Far, far too much.
She would quickly change, Lydia decided.
But then there was a gentle rap on the door and she was informed that it was time to be seated.
‘I’ll just be a few moments,’ Lydia said, and dismissed the steward. But what she did not understand about private jets was the fact that there were not two hundred passengers to get strapped in.
‘Now.’ The steward smiled. ‘We’re about to come in to land.’
There was no chance to change and so, shy, reluctant, but trying not to show it, Lydia stepped out.
‘Sit down,’ Raul said.
He offered no compliment—really, he gave no reaction.
In fact he took out his phone and sent a text.
Oddly, it helped.
She had a moment to sit with her new self, away from his gaze, and Lydia looked out of the window and willed her breathing to calm.
Venice was always beautiful, and yet today it was even more so.
As they flew over on their final descent she rose out of the Adriatic in full midsummer splendour, and Lydia knew she would remember this moment for ever. The last time she had felt as if she were sitting alone, even though she had been surrounded by school friends.
Now, as the wheels hit the runway, Lydia came down to earth as her spirit soared high.
And as they stood to leave he told her.
‘You look amazing.’
‘Is it too much?’
‘Too much?’ Raul frowned. ‘It’s still summer.’
‘No, I meant...’ She wasn’t talking about the amount of skin on show, but she gave up trying to explain what she meant.
But Raul hadn’t been lost in translation—he had deliberately played vague.
He had heard Maurice’s reprimand yesterday morning and knew colour was not a feature in her life.
And so he had played it down.
He had told her to sit, as if blonde beauties in sexy red dresses wearing red high heels regularly walked out of the bedroom of his plane.
Actually, they did.
But they had never had him reaching for his phone and calling in a favour from Silvio, a friend.
Raul had been toying with the idea all afternoon...wondering if it would be too much.
But then he had seen her. Stunning in red. Shy but brave. And if Lydia had let loose for tonight, then so too would he.
‘Where are we going?’ Lydia asked.
‘Just leave all that to me.’
Last time she’d been in Venice there had been strict itineraries and meeting points, but this time around there was no water taxi to board. Instead their luggage was loaded onto a waiting speedboat, and while Raul spoke with the driver Lydia took a seat and drank in the gorgeous view.
Then she became impatient to know more, because the island they were approaching looked familiar.

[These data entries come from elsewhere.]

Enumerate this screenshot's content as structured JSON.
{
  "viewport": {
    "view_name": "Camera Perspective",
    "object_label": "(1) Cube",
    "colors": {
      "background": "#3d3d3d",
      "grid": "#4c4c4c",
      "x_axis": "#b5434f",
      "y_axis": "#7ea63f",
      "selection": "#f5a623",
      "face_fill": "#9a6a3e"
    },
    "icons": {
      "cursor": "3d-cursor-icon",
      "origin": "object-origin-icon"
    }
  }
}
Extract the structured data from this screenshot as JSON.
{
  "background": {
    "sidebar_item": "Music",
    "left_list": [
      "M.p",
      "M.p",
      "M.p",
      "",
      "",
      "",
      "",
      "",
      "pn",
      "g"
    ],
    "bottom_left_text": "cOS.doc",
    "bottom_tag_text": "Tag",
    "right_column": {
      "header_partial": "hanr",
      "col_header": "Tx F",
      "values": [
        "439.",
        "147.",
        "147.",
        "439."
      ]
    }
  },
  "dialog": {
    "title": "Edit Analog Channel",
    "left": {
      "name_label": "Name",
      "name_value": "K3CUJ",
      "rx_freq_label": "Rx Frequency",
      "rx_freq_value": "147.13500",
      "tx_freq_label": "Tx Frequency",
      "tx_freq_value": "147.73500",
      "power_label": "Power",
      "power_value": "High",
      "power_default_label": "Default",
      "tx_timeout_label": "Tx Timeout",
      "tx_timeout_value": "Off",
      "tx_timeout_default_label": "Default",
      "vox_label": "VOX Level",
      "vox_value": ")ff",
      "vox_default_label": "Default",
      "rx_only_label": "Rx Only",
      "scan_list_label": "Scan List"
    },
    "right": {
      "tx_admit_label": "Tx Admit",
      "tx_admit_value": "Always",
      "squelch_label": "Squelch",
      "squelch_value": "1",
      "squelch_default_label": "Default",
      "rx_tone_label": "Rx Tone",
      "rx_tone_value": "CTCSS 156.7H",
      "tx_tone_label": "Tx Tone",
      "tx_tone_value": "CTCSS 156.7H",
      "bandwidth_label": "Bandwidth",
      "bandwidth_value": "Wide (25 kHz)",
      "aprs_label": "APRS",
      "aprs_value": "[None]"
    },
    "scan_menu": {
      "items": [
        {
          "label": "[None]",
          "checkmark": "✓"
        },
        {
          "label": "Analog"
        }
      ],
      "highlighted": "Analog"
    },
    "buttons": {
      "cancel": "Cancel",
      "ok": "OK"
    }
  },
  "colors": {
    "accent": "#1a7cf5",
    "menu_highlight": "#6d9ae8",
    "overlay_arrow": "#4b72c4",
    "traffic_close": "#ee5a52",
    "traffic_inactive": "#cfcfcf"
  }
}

‘Tell me where we’re going.’
‘Oh.’ Just for a second her smile faltered. Last time Lydia had been there she had felt so wretched.
‘Sometimes it is good to go back.’
‘You don’t, though,’ Lydia pointed out, because from everything she knew about Raul he did all he could not to revisit the past.
‘No, I don’t.’
She should leave it, Lydia knew, and for the moment she did.
There was barely a breeze as their boat sliced through the lagoon. Venice could never disappoint. Raul had been right. It heightened the emotions, and today Lydia’s happiness was turning to elation.
In a place of which she had only dark memories suddenly everything was bright, and so she looked over to him and offered a suggestion.
‘Maybe you should go back, Raul.’
He did not respond.
They docked in Murano, the Island of Bridges, and Raul took her hand to help Lydia off the boat. The same way as he had last night in Rome, he didn’t let her hand go.
And in a sea of shorts and summer tops and dresses Lydia was overdressed.
For once she cared not.
They walked past all the showrooms and turned down a small cobbled street. Away from the tourists there was space to slow down and just revel in the feel of the sun on her shoulders.
‘I know someone who has a studio here,’ Raul said.
He did not explain that often in the mornings Silvio was at Raul’s favourite café, and they would speak a little at times. And neither did he explain that he had taken Silvio up on a long-standing offer—‘If you ever want to bring a friend...’
Raul had never envisaged that he might.
Oh, he admired Silvio’s work—in fact his work had been one of the features that had drawn Raul to buy his home.
He had never thought he might bring someone, though, and yet she was so thrilled to be here, so lacking in being spoilt...
‘Silvio is a master glassmaker,’ Raul explained. ‘He comes from a long line of them. His work is commissioned years in advance and it’s exquisite. There will be no three-legged ponies to tempt you.’